What it is: It’s either a long vertical climb with really difficult grips or a moderate route with a 10-20 foot horizontal crux.
Equivalent rock climbing grade: 5.12
Because the holds can only become so small, M9 is probably the highest grade you could get on the vertical rock. These routes will be either incredibly technical and delicate vertical climbs requiring you to fight your way up 30 meters of thin pitches, or short, pumpy boulder issues.
What it is: It consists of at least 30 meters of overhanging routes or 10 meters of sheer vertical climbing with little to no rest.
Equivalent rock climbing grade: 5.12+
Now that you’ve gotten past the vertical rocks, you’ll need to start looking for some very difficult terrain to create an M10 route.
These necessitate caves or basins with extended stretches of overhanging or high terrain. The moves will be burly and technical, the rests will be minimal, and the pump will be palpable.
In the mixed climbing arena, M10 is when you’ll start to raise some eyebrows, much like in rock climbing. No one will rush to make you famous, but people will have to appreciate you for overcoming such a challenge.
What it is: Either 15 meters of vertical climbing or a whole rope length of overhung and boulder-style movements are required.
Equivalent rock climbing grade: 5.13
When you start climbing M11, you’ve entered the virtuoso territory, to quote rock climbing legend and all-around badass John Long. These climbs are long and overhanging, with exceedingly tough moves on shaky grips.
Either you must struggle your way across a 50-foot vertical part or perform a complete rope length of tough moves (40 meters or more).
What it is: An M11 route with more difficult holds and movements or 20 meters or more of horizontal ascending.
Equivalent rock climbing grade: 5.14
When you talk about an M12, you’re talking about a rock with terrible grips, dynamic moves, and extremely steep terrain.
What it is: The very top of the mixed climbing difficulty scale. These routes are long and overhung, with a sequence of intricate and tough maneuvers.
Things start to get a little hazy as you go over M12.

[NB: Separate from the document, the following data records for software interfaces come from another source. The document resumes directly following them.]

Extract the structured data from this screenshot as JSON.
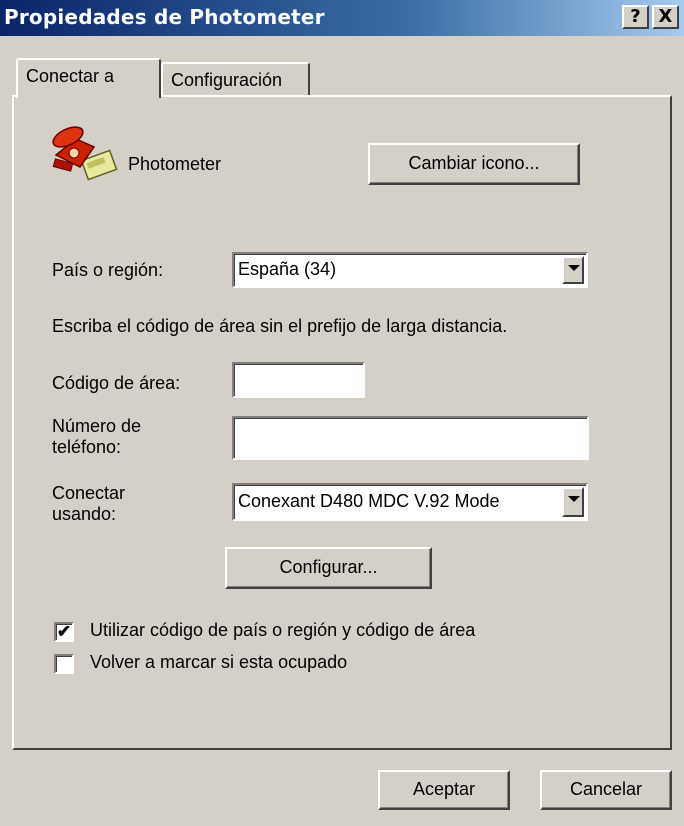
{
  "window": {
    "title": "Propiedades de Photometer",
    "help_glyph": "?",
    "close_glyph": "X"
  },
  "tabs": [
    {
      "label": "Conectar a"
    },
    {
      "label": "Configuración"
    }
  ],
  "connection": {
    "icon": "telephone-icon",
    "name": "Photometer",
    "change_icon_label": "Cambiar icono..."
  },
  "country": {
    "label": "País o región:",
    "value": "España (34)"
  },
  "area_hint": "Escriba el código de área sin el prefijo de larga distancia.",
  "area_code": {
    "label": "Código de área:",
    "value": ""
  },
  "phone": {
    "label_line1": "Número de",
    "label_line2": "teléfono:",
    "value": ""
  },
  "connect_using": {
    "label_line1": "Conectar",
    "label_line2": "usando:",
    "value": "Conexant D480 MDC V.92 Mode"
  },
  "configure_label": "Configurar...",
  "options": [
    {
      "label": "Utilizar código de país o región y código de área",
      "checked": true,
      "mark": "✔"
    },
    {
      "label": "Volver a marcar si esta ocupado",
      "checked": false,
      "mark": ""
    }
  ],
  "footer": {
    "ok_label": "Aceptar",
    "cancel_label": "Cancelar"
  }
}
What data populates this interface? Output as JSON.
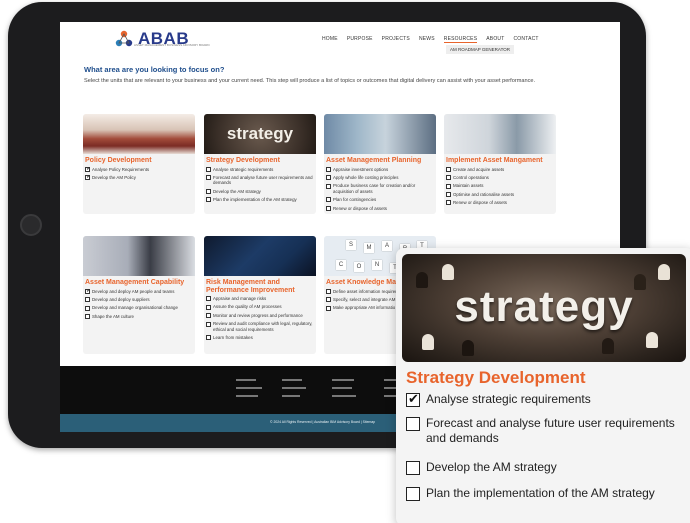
{
  "site": {
    "logo_text": "ABAB",
    "logo_tagline": "ASSET MANAGEMENT BUSINESS ADVISORY BOARD",
    "nav": [
      "HOME",
      "PURPOSE",
      "PROJECTS",
      "NEWS",
      "RESOURCES",
      "ABOUT",
      "CONTACT"
    ],
    "nav_active": "RESOURCES",
    "nav_sub": "AM ROADMAP GENERATOR"
  },
  "intro": {
    "heading": "What area are you looking to focus on?",
    "text": "Select the units that are relevant to your business and your current need. This step will produce a list of topics or outcomes that digital delivery can assist with your asset performance."
  },
  "cards": {
    "policy": {
      "title": "Policy Development",
      "items": [
        {
          "label": "Analyse Policy Requirements",
          "checked": true
        },
        {
          "label": "Develop the AM Policy",
          "checked": true
        }
      ]
    },
    "strategy": {
      "title": "Strategy Development",
      "image_word": "strategy",
      "items": [
        {
          "label": "Analyse strategic requirements",
          "checked": false
        },
        {
          "label": "Forecast and analyse future user requirements and demands",
          "checked": false
        },
        {
          "label": "Develop the AM strategy",
          "checked": false
        },
        {
          "label": "Plan the implementation of the AM strategy",
          "checked": false
        }
      ]
    },
    "planning": {
      "title": "Asset Management Planning",
      "items": [
        {
          "label": "Appraise investment options",
          "checked": false
        },
        {
          "label": "Apply whole life costing principles",
          "checked": false
        },
        {
          "label": "Produce business case for creation and/or acquisition of assets",
          "checked": false
        },
        {
          "label": "Plan for contingencies",
          "checked": false
        },
        {
          "label": "Renew or dispose of assets",
          "checked": false
        }
      ]
    },
    "implement": {
      "title": "Implement Asset Mangament",
      "items": [
        {
          "label": "Create and acquire assets",
          "checked": false
        },
        {
          "label": "Control operations",
          "checked": false
        },
        {
          "label": "Maintain assets",
          "checked": false
        },
        {
          "label": "Optimise and rationalise assets",
          "checked": false
        },
        {
          "label": "Renew or dispose of assets",
          "checked": false
        }
      ]
    },
    "capability": {
      "title": "Asset Management Capability",
      "items": [
        {
          "label": "Develop and deploy AM people and teams",
          "checked": true
        },
        {
          "label": "Develop and deploy suppliers",
          "checked": false
        },
        {
          "label": "Develop and manage organisational change",
          "checked": false
        },
        {
          "label": "Shape the AM culture",
          "checked": false
        }
      ]
    },
    "risk": {
      "title": "Risk Management and Performance Improvement",
      "items": [
        {
          "label": "Appraise and manage risks",
          "checked": false
        },
        {
          "label": "Assure the quality of AM processes",
          "checked": false
        },
        {
          "label": "Monitor and review progress and performance",
          "checked": false
        },
        {
          "label": "Review and audit compliance with legal, regulatory, ethical and social requirements",
          "checked": false
        },
        {
          "label": "Learn from mistakes",
          "checked": false
        }
      ]
    },
    "knowledge": {
      "title": "Asset Knowledge Mana",
      "tiles": [
        "S",
        "M",
        "A",
        "R",
        "T",
        "C",
        "O",
        "N",
        "T",
        "E"
      ],
      "items": [
        {
          "label": "Define asset information requiren",
          "checked": false
        },
        {
          "label": "Specify, select and integrate AM I systems",
          "checked": false
        },
        {
          "label": "Make appropriate AM informatio decision making",
          "checked": false
        }
      ]
    }
  },
  "footer": {
    "copyright": "© 2024 All Rights Reserved | Australian BIM Advisory Board | Sitemap"
  },
  "zoom": {
    "image_word": "strategy",
    "title": "Strategy Development",
    "items": [
      {
        "label": "Analyse strategic requirements",
        "checked": true
      },
      {
        "label": "Forecast and analyse future user requirements and demands",
        "checked": false
      },
      {
        "label": "Develop the AM strategy",
        "checked": false
      },
      {
        "label": "Plan the implementation of the AM strategy",
        "checked": false
      }
    ]
  },
  "colors": {
    "accent": "#e8642c",
    "heading_blue": "#1f4e8c",
    "logo_blue": "#283a8a",
    "footer_bar": "#2b5f78"
  }
}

This is where the above-mentioned disagreement comes into play. Because of the rapid growth of the sport, uncertainty about what gear/techniques you may use, and the folly of human judgment, determining what these routes are becoming extremely challenging.